[Component data from apps and pages]

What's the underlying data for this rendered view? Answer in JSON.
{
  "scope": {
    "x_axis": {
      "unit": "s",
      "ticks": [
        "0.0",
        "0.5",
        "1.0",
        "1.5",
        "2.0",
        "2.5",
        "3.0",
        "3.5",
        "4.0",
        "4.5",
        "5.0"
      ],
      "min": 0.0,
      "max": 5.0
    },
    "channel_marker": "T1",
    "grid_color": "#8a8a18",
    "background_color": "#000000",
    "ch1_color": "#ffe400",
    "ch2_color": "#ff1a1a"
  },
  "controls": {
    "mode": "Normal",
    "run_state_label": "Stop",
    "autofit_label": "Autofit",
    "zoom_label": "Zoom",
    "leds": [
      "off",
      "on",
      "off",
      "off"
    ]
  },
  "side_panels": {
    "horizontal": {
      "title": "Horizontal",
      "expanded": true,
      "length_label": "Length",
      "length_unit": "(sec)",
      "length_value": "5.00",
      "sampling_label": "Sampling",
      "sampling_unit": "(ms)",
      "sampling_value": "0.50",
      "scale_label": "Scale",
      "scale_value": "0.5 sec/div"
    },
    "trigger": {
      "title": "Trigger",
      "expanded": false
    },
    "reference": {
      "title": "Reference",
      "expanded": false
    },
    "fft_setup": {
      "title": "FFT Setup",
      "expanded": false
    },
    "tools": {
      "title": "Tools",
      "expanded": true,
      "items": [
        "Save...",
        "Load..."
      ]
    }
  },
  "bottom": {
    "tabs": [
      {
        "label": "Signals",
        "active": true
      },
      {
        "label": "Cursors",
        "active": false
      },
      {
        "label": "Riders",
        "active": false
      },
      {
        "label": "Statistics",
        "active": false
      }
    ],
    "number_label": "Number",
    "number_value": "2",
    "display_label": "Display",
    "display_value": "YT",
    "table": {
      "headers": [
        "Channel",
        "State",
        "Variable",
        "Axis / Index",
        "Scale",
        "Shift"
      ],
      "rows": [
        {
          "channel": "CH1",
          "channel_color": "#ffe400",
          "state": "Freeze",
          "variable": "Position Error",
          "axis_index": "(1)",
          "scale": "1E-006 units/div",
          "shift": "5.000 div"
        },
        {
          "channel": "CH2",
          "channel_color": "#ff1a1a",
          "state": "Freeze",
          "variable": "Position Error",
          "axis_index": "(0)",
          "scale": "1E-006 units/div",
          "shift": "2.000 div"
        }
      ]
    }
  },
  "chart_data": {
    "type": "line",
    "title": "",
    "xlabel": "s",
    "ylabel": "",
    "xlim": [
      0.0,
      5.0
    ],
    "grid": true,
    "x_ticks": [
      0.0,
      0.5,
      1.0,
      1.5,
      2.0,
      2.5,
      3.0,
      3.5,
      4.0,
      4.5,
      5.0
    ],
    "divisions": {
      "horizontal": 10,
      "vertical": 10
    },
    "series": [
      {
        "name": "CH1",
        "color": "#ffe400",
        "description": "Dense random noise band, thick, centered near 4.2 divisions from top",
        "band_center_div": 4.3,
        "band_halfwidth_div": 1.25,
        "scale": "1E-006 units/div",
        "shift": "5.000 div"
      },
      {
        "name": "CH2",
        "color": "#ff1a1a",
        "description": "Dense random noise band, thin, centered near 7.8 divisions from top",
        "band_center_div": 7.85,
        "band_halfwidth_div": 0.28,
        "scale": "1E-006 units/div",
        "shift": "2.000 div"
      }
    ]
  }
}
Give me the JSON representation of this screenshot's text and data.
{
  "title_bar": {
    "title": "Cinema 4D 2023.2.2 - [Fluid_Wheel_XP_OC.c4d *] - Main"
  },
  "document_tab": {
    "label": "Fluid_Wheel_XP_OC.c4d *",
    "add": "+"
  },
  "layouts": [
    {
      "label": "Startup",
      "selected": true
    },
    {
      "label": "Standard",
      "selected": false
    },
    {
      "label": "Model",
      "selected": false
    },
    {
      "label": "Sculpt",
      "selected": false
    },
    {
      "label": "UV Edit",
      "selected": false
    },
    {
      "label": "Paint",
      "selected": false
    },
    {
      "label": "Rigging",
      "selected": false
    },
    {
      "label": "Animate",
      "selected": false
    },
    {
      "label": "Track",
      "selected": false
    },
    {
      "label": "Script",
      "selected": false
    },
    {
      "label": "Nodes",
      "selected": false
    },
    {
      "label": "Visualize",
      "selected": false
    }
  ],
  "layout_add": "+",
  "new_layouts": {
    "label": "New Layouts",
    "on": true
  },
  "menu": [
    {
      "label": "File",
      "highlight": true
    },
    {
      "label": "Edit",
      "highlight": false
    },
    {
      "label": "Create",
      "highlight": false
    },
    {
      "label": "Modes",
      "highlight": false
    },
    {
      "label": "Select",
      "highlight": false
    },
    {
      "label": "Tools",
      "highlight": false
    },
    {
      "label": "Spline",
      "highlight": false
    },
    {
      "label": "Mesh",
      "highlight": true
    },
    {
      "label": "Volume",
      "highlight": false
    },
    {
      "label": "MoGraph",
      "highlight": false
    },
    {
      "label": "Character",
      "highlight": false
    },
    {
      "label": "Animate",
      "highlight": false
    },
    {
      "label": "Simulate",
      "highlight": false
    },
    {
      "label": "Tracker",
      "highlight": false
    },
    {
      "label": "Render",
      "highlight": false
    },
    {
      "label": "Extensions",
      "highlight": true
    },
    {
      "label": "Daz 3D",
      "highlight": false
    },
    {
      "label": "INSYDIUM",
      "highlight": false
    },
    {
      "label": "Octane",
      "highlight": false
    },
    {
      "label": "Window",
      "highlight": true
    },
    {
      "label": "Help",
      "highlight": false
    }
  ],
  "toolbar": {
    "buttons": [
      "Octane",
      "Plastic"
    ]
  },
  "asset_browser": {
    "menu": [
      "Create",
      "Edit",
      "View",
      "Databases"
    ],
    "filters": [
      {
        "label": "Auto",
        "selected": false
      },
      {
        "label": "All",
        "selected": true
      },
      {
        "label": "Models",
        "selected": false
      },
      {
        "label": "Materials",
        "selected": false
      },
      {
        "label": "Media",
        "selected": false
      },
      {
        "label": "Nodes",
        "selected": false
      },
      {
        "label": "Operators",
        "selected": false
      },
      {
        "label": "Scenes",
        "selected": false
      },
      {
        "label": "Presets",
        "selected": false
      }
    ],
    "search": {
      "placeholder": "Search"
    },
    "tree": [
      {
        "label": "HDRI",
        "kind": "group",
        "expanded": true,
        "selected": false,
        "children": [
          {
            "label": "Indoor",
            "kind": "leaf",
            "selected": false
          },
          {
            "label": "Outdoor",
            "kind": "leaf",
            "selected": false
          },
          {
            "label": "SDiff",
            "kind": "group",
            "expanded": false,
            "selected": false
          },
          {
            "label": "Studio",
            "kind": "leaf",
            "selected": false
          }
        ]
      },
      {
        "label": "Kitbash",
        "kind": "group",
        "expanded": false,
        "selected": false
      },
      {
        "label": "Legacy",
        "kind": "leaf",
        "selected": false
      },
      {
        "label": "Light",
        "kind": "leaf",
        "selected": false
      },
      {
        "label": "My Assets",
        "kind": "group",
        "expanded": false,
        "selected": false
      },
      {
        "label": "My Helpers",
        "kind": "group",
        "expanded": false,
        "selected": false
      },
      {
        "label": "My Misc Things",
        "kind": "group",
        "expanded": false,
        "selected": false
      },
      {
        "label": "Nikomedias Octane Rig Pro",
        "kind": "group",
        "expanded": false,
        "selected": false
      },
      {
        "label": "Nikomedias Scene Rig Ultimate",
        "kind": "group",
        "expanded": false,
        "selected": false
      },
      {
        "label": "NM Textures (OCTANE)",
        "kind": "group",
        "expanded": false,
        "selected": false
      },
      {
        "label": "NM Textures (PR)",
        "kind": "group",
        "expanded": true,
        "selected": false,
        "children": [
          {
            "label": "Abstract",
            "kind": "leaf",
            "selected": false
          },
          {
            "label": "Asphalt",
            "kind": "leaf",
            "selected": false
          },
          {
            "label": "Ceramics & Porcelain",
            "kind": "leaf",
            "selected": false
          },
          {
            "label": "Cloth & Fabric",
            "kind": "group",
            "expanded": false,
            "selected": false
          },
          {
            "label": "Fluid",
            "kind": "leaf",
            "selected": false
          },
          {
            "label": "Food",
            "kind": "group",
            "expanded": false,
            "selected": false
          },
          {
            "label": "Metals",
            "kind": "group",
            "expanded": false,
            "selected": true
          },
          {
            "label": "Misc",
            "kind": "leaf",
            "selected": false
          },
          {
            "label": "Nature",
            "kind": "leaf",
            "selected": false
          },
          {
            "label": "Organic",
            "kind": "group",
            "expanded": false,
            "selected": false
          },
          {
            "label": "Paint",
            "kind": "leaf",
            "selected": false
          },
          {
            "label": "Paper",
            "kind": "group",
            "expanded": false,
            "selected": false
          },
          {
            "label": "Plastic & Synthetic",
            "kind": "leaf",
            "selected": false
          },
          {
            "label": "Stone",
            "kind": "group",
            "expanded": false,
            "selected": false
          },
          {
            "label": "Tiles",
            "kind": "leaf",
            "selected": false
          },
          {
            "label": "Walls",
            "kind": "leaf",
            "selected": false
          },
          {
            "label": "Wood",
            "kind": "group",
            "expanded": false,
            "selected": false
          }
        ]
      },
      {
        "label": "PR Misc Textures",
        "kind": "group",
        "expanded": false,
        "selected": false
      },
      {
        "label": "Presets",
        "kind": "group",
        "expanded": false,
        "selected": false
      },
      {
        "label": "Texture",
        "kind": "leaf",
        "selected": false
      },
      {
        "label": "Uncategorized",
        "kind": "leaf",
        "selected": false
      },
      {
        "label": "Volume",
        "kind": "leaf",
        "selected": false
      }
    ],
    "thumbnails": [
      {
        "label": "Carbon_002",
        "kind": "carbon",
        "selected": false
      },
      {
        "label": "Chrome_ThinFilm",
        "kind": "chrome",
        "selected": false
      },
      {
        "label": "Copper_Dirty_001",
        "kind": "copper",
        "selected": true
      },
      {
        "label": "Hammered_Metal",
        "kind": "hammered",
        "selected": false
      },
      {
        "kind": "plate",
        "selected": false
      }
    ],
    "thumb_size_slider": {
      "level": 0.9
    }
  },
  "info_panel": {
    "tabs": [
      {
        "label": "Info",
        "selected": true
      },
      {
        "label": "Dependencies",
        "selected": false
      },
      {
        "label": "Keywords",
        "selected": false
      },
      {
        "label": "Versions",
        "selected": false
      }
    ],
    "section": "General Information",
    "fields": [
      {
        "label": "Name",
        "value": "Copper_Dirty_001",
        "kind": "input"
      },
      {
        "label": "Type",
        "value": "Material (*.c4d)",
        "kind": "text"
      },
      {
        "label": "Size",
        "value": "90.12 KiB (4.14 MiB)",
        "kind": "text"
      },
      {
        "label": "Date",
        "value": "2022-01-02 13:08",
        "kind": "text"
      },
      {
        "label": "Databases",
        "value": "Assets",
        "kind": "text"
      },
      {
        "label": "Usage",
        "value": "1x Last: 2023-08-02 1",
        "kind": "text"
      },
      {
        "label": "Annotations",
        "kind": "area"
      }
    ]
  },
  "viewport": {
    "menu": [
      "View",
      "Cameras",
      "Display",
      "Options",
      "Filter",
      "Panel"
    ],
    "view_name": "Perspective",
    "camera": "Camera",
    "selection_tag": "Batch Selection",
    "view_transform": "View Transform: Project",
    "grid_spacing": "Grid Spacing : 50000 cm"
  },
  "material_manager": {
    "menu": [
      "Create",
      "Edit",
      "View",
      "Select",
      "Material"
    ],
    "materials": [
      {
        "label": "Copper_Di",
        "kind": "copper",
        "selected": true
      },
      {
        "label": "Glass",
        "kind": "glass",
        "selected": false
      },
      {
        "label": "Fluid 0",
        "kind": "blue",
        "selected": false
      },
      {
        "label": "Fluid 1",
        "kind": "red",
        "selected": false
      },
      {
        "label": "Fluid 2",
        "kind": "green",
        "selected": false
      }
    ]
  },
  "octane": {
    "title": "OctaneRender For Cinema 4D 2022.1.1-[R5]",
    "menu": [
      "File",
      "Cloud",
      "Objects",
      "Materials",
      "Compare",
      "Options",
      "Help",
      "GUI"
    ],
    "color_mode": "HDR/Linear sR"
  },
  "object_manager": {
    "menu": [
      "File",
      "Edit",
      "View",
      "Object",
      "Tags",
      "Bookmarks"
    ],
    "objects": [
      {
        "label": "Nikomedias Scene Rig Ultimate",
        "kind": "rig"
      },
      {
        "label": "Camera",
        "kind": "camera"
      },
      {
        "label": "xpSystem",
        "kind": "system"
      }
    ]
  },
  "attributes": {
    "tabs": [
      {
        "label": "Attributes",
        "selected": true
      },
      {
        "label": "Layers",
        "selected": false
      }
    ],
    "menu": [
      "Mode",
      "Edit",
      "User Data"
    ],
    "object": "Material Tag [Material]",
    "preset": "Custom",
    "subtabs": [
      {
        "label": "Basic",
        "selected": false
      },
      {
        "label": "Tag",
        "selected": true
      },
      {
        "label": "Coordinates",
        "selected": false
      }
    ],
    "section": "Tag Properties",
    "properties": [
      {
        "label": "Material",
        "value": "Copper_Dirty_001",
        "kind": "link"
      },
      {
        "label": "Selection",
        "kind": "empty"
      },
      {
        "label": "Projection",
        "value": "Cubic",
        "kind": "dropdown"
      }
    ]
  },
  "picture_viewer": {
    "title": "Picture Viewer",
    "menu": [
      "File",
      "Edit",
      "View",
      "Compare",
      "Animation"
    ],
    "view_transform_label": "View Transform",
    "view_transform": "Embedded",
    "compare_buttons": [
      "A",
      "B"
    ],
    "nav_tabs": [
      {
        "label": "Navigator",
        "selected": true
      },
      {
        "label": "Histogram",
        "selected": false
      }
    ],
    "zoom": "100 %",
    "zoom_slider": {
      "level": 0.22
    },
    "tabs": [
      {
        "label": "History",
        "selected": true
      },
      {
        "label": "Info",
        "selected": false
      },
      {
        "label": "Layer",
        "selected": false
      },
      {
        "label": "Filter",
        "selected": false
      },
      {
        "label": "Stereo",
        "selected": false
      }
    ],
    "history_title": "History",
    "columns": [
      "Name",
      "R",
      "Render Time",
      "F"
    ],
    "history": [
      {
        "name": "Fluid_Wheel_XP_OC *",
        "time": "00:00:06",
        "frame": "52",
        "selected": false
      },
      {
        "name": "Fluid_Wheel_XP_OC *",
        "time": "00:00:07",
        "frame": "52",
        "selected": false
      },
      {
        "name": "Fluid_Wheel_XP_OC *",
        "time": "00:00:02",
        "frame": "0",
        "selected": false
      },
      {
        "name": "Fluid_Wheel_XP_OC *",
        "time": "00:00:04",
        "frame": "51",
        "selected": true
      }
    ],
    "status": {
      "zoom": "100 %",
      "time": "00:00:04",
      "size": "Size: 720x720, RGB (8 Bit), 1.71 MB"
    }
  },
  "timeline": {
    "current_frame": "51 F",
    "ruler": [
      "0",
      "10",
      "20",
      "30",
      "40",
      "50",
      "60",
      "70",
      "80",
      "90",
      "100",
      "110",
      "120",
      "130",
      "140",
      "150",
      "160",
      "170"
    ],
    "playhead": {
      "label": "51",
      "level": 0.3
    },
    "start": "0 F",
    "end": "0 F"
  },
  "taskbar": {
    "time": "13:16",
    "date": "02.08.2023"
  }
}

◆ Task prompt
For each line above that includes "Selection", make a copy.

◆ Response below
    "selection_tag": "Batch Selection",
        "label": "Selection",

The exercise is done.